“The time is now,” Amal told Gulf News in a chat on the sidelines of the Seventh Dubai Women’s Run held at Marasi Business Bay last week.
“Health is a long-term investment, and I am happy I invested in this so early in life so that one day I could lead from the front and empower the women of my generation and the next,” she smiled.
Born and raised in Saudi Arabia, Amal’s climb into a predominantly male bastion happened nearly a decade and a half ago.
Keeping her commitments as an investment manager in banking and finance took a major part of her time.
That is when she decided to do something to keep herself fit.
“We didn’t have any health and fitness facilities for women in Saudi Arabia, so I went and set up a small private studio at home,” she recalled.

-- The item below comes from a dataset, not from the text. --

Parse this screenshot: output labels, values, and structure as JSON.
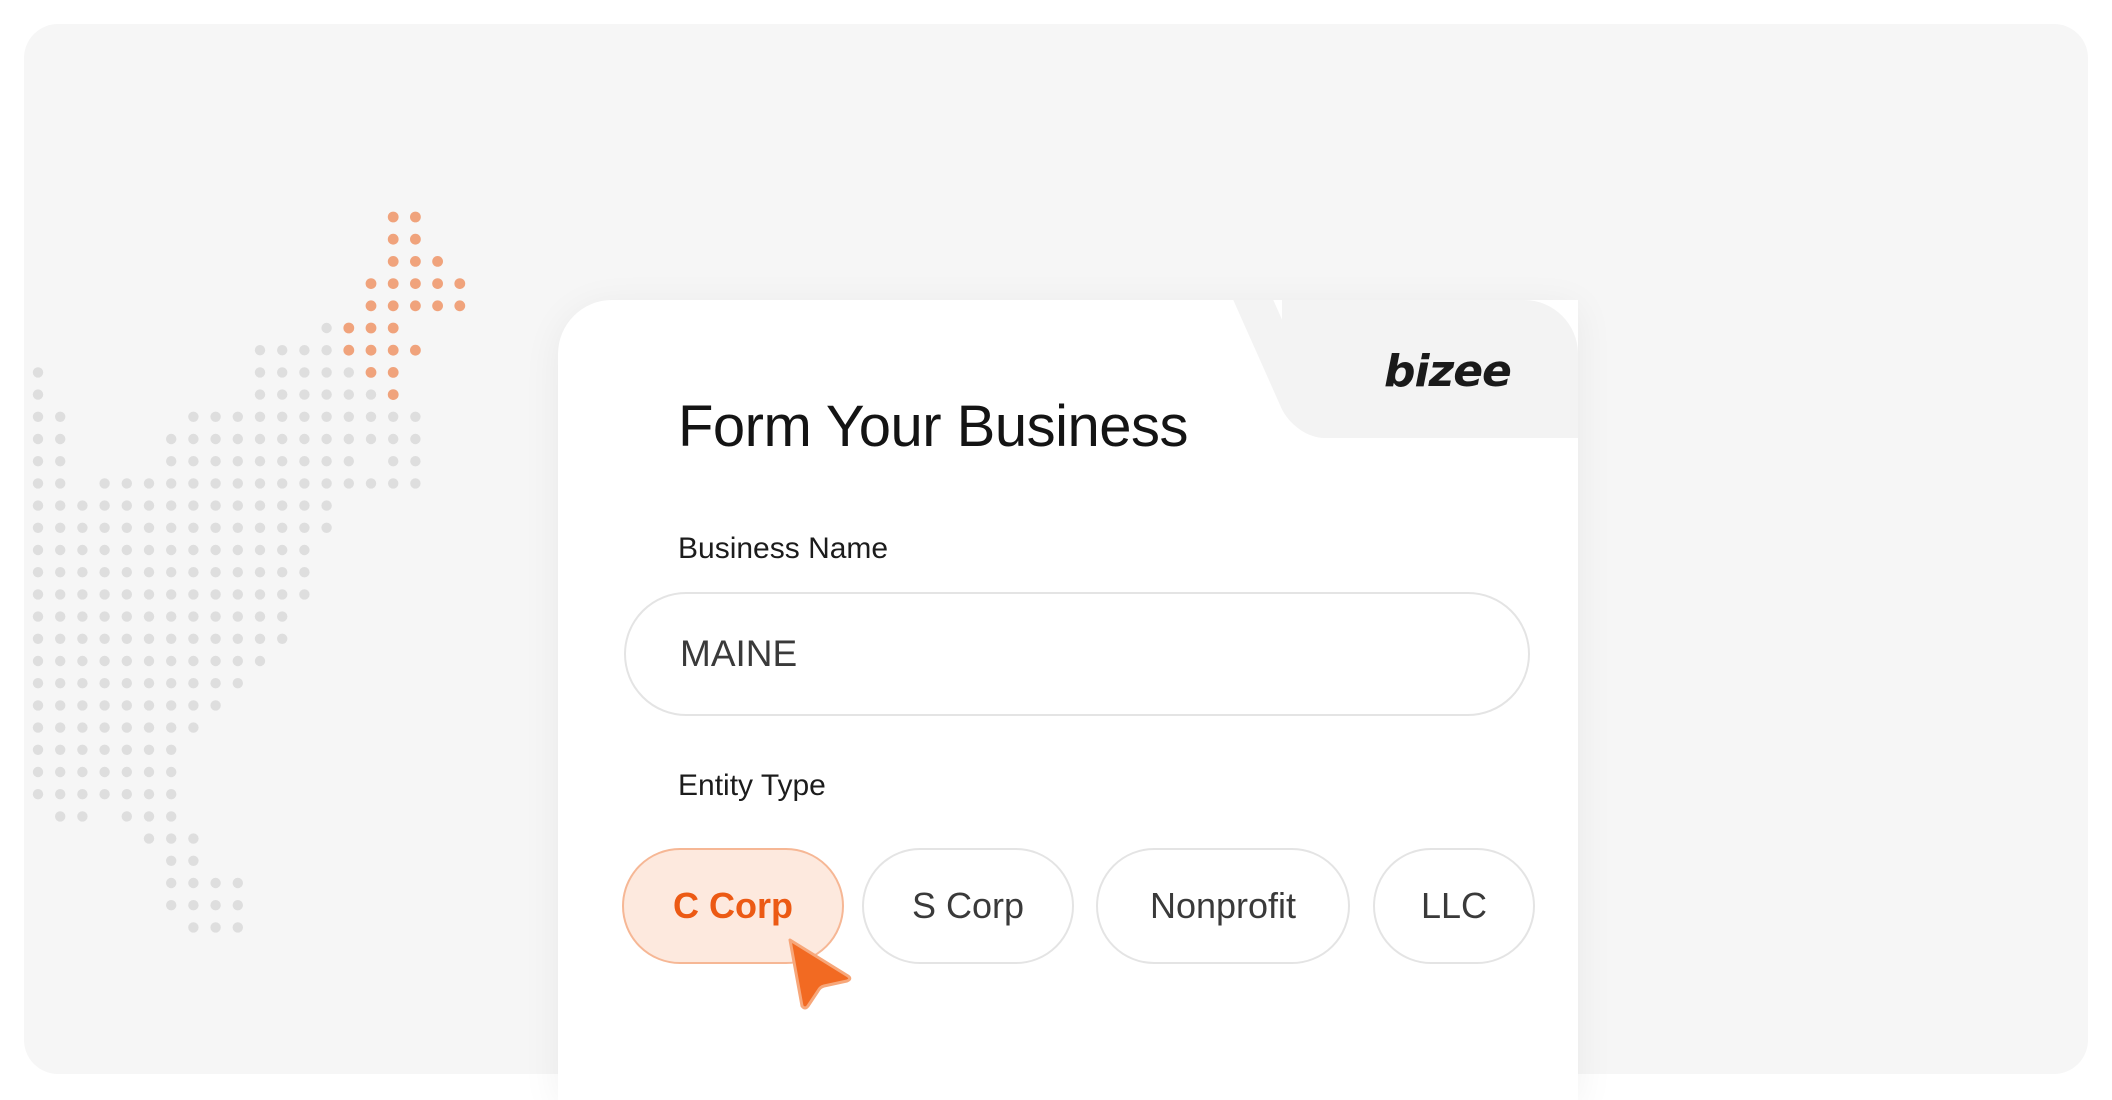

Along with her busy work schedule, Amal had to attend to her two growing sons.
“But I decided what I wanted. I invited a few of my lady friends to come and get training at my fitness centre. I dedicated three hours daily for this between 5pm to 8pm. Though the timings were horrible due to the full-time job, I managed to do this for two years,” she adds.
And then one fine day, she chucked her job and decided to turn into a full-time fitness coach. She restricted the number of members at her club to 25 women.
“My message to these women was simple — exercise and stay fit so that you can keep away from illness as that’s the true meaning of being strong,” she said.
“Once they are convinced about this idea, then I let them go and take in new members. It is so amazing to see how women have felt empowered doing just the basics in life,” Amal nodded.
Fortunately for her, Amal’s private family life too aligned well with the moment as her sons — now 12 and seven — started getting independent.
“Suddenly with no full-time job to go to, I found all the time in the world to travel and participate in various running, fitness and lifestyle events. It empowered me and I discovered a new sort of freedom,” she recalled.
Ahead of the pack, Amal started bringing in the results as well. She participated in a 12km run in South Africa and came in second, and took the third place in the annual Kuwait run earlier this year.
“Anyone can have a healthy lifestyle, but it comes at a cost. There is a necessary investment to be made, and the sure thing is that the returns will not come in a day or in a short duration. It needs to be a routine of good habits in one’s life along with the principles of discipline, goal-setting and commitment,” she said.
“Everything needs some sort of investment, and who would know better about this than I after working in banking and finance?” she asked herself.
“Our leaders have been investing in women with the aim that we are all capable of making a difference in society. We are now allowed to drive cars and very soon we will be able to attend sports events in stadiums. All these are investments on a sound and vibrant future, and it is a matter of time when all the efforts will bear fruit, and I certainly don’t want to miss out on any of these,” she smiled.
Amal is particularly pleased at the measures taken by the UAE in empowering women in particular as compared to her own nation.
“It is like a brand-new movement out here. They allow women to be part of everything and this is the amazing part here. Women can do yoga, drive cars and be part of the fitness industry. These are simple things of life and we are humans too,” she noted.
“Sport and the association of women with it in Saudi Arabia may be just at the beginning stages. But the fact remains that people are being exposed to a new cause. This will bring about a positive change where we can all look towards a secure future for ourselves and for generations to come.”